**Data provided:**
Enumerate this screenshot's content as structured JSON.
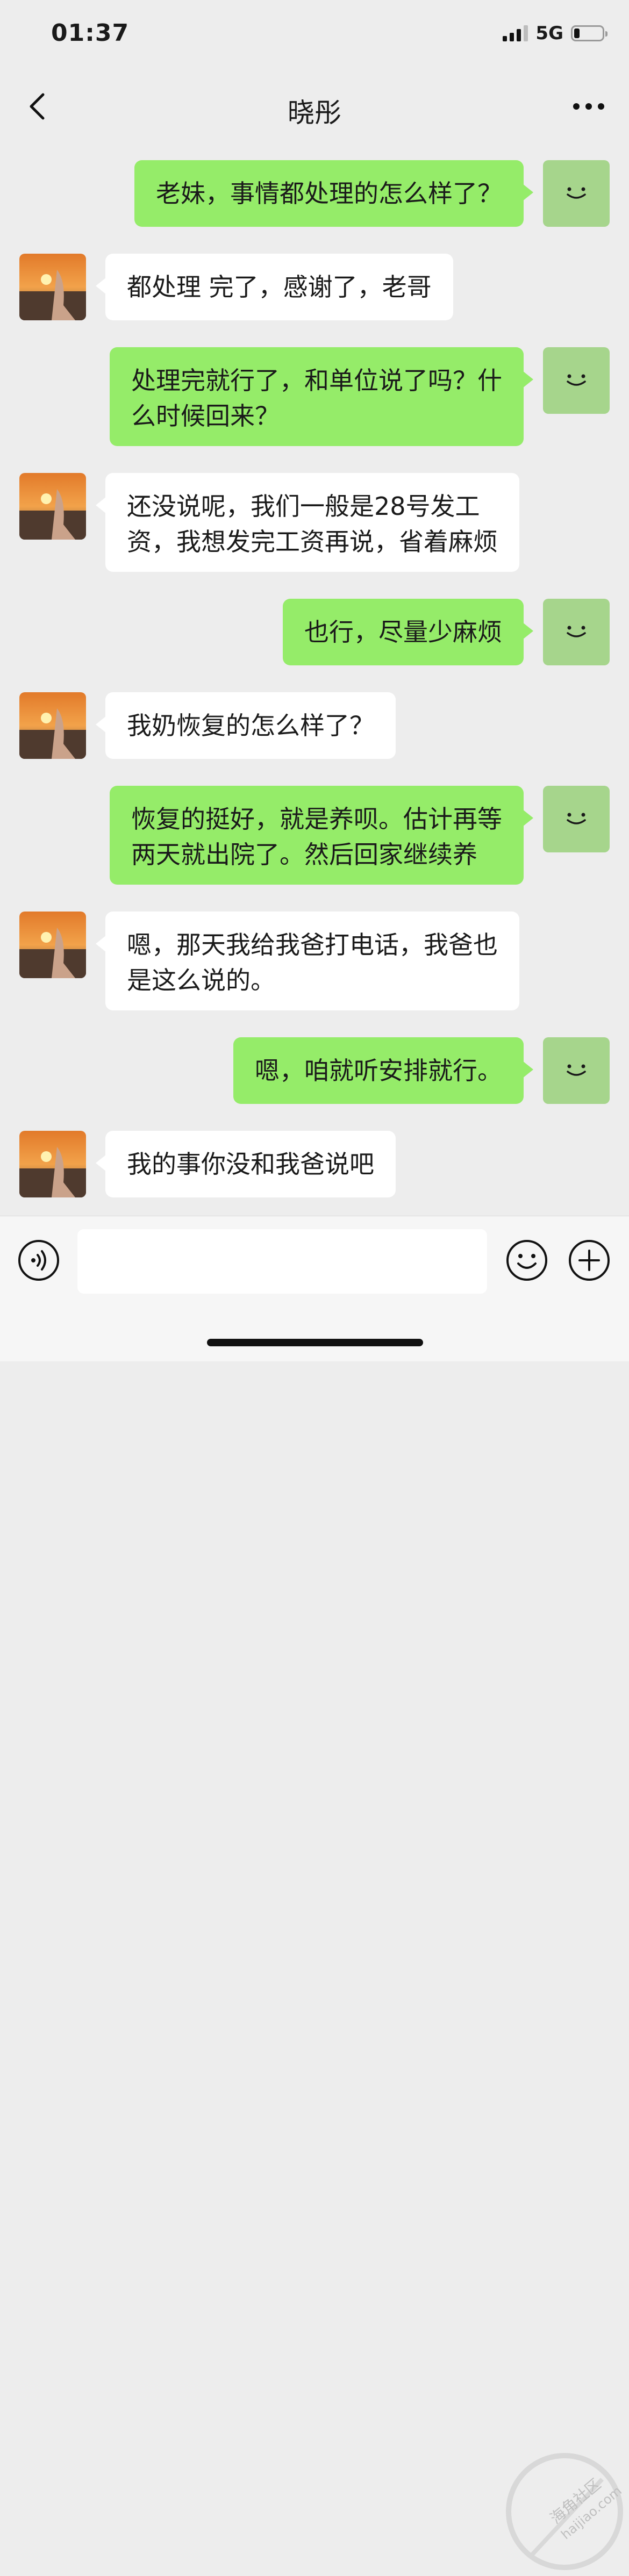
{
  "status_bar": {
    "time": "01:37",
    "network": "5G"
  },
  "nav": {
    "title": "晓彤"
  },
  "messages": [
    {
      "from": "self",
      "text": "老妹，事情都处理的怎么样了？"
    },
    {
      "from": "other",
      "text": "都处理 完了，感谢了，老哥"
    },
    {
      "from": "self",
      "text": "处理完就行了，和单位说了吗？什\n么时候回来？"
    },
    {
      "from": "other",
      "text": "还没说呢，我们一般是28号发工\n资，我想发完工资再说，省着麻烦"
    },
    {
      "from": "self",
      "text": "也行，尽量少麻烦"
    },
    {
      "from": "other",
      "text": "我奶恢复的怎么样了？"
    },
    {
      "from": "self",
      "text": "恢复的挺好，就是养呗。估计再等\n两天就出院了。然后回家继续养"
    },
    {
      "from": "other",
      "text": "嗯，那天我给我爸打电话，我爸也\n是这么说的。"
    },
    {
      "from": "self",
      "text": "嗯，咱就听安排就行。"
    },
    {
      "from": "other",
      "text": "我的事你没和我爸说吧"
    }
  ],
  "input": {
    "value": ""
  },
  "watermark": {
    "text1": "海角社区",
    "text2": "haijiao.com"
  },
  "colors": {
    "self_bubble": "#95ec69",
    "other_bubble": "#ffffff",
    "background": "#ededed"
  }
}
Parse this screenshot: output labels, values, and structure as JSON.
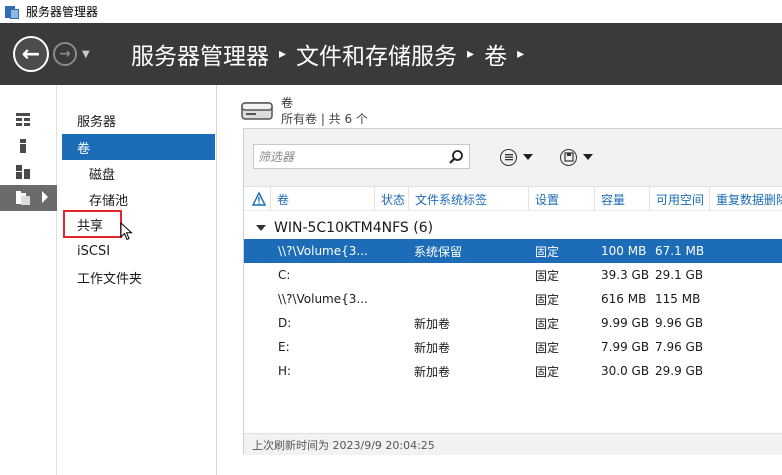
{
  "window": {
    "title": "服务器管理器"
  },
  "header": {
    "breadcrumb": [
      "服务器管理器",
      "文件和存储服务",
      "卷"
    ]
  },
  "sidebar": {
    "items": [
      {
        "label": "服务器",
        "active": false
      },
      {
        "label": "卷",
        "active": true
      },
      {
        "label": "磁盘",
        "active": false,
        "indent": true
      },
      {
        "label": "存储池",
        "active": false,
        "indent": true
      },
      {
        "label": "共享",
        "active": false,
        "highlighted": true
      },
      {
        "label": "iSCSI",
        "active": false
      },
      {
        "label": "工作文件夹",
        "active": false
      }
    ]
  },
  "volumes": {
    "title": "卷",
    "subtitle": "所有卷 | 共 6 个",
    "filter_placeholder": "筛选器",
    "columns": [
      "卷",
      "状态",
      "文件系统标签",
      "设置",
      "容量",
      "可用空间",
      "重复数据删除"
    ],
    "group": {
      "label": "WIN-5C10KTM4NFS (6)"
    },
    "rows": [
      {
        "volume": "\\\\?\\Volume{3...",
        "status": "",
        "label": "系统保留",
        "setting": "固定",
        "capacity": "100 MB",
        "free": "67.1 MB",
        "selected": true
      },
      {
        "volume": "C:",
        "status": "",
        "label": "",
        "setting": "固定",
        "capacity": "39.3 GB",
        "free": "29.1 GB",
        "selected": false
      },
      {
        "volume": "\\\\?\\Volume{3...",
        "status": "",
        "label": "",
        "setting": "固定",
        "capacity": "616 MB",
        "free": "115 MB",
        "selected": false
      },
      {
        "volume": "D:",
        "status": "",
        "label": "新加卷",
        "setting": "固定",
        "capacity": "9.99 GB",
        "free": "9.96 GB",
        "selected": false
      },
      {
        "volume": "E:",
        "status": "",
        "label": "新加卷",
        "setting": "固定",
        "capacity": "7.99 GB",
        "free": "7.96 GB",
        "selected": false
      },
      {
        "volume": "H:",
        "status": "",
        "label": "新加卷",
        "setting": "固定",
        "capacity": "30.0 GB",
        "free": "29.9 GB",
        "selected": false
      }
    ],
    "footer": "上次刷新时间为 2023/9/9 20:04:25"
  },
  "colors": {
    "accent": "#1c6cb7",
    "header_bg": "#3a3a3a",
    "highlight_box": "#e5242b"
  }
}
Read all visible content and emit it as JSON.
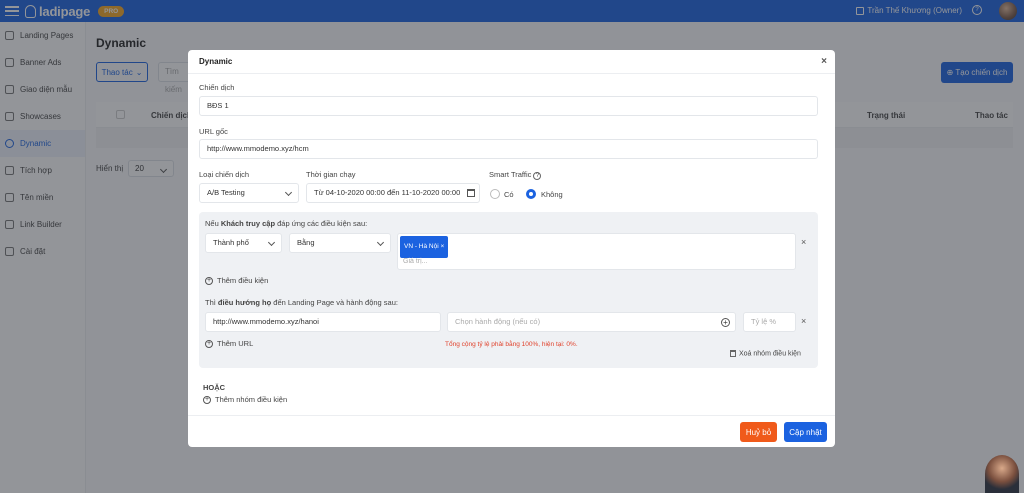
{
  "topbar": {
    "brand": "ladipage",
    "badge": "PRO",
    "user": "Trần Thế Khương (Owner)",
    "help": "?"
  },
  "sidebar": {
    "items": [
      {
        "label": "Landing Pages"
      },
      {
        "label": "Banner Ads"
      },
      {
        "label": "Giao diện mẫu"
      },
      {
        "label": "Showcases"
      },
      {
        "label": "Dynamic"
      },
      {
        "label": "Tích hợp"
      },
      {
        "label": "Tên miền"
      },
      {
        "label": "Link Builder"
      },
      {
        "label": "Cài đặt"
      }
    ],
    "active": "Dynamic"
  },
  "page": {
    "title": "Dynamic",
    "actions_label": "Thao tác",
    "search_placeholder": "Tìm kiếm",
    "create_label": "⊕ Tạo chiến dịch",
    "table_headers": {
      "campaign": "Chiến dịch",
      "status": "Trạng thái",
      "actions": "Thao tác"
    },
    "page_size_label": "Hiển thị",
    "page_size": "20"
  },
  "modal": {
    "title": "Dynamic",
    "close": "×",
    "campaign_label": "Chiến dịch",
    "campaign_value": "BĐS 1",
    "url_label": "URL gốc",
    "url_value": "http://www.mmodemo.xyz/hcm",
    "type_label": "Loại chiến dịch",
    "type_value": "A/B Testing",
    "time_label": "Thời gian chạy",
    "time_value": "Từ 04-10-2020 00:00 đến 11-10-2020 00:00",
    "smart_label": "Smart Traffic",
    "smart_options": [
      "Có",
      "Không"
    ],
    "smart_selected": "Không",
    "cond_prefix": "Nếu ",
    "cond_bold": "Khách truy cập",
    "cond_suffix": " đáp ứng các điều kiện sau:",
    "cond_field": "Thành phố",
    "cond_op": "Bằng",
    "cond_tag": "VN - Hà Nội",
    "cond_value_placeholder": "Giá trị...",
    "add_condition": "Thêm điều kiện",
    "redirect_prefix": "Thì ",
    "redirect_bold": "điều hướng họ",
    "redirect_suffix": " đến Landing Page và hành động sau:",
    "redirect_url": "http://www.mmodemo.xyz/hanoi",
    "action_placeholder": "Chọn hành động (nếu có)",
    "ratio_placeholder": "Tỷ lệ %",
    "add_url": "Thêm URL",
    "ratio_error": "Tổng cộng tỷ lệ phải bằng 100%, hiện tại: 0%.",
    "delete_group": "Xoá nhóm điều kiện",
    "or_label": "HOẶC",
    "add_group": "Thêm nhóm điều kiện",
    "cancel": "Huỷ bỏ",
    "update": "Cập nhật"
  },
  "colors": {
    "primary": "#1b62e0",
    "danger": "#f05a1a",
    "badge": "#f5a623"
  }
}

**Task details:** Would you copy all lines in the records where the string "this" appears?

**Task result:**
Enumerate this screenshot's content as structured JSON.
Parse this screenshot: output labels, values, and structure as JSON.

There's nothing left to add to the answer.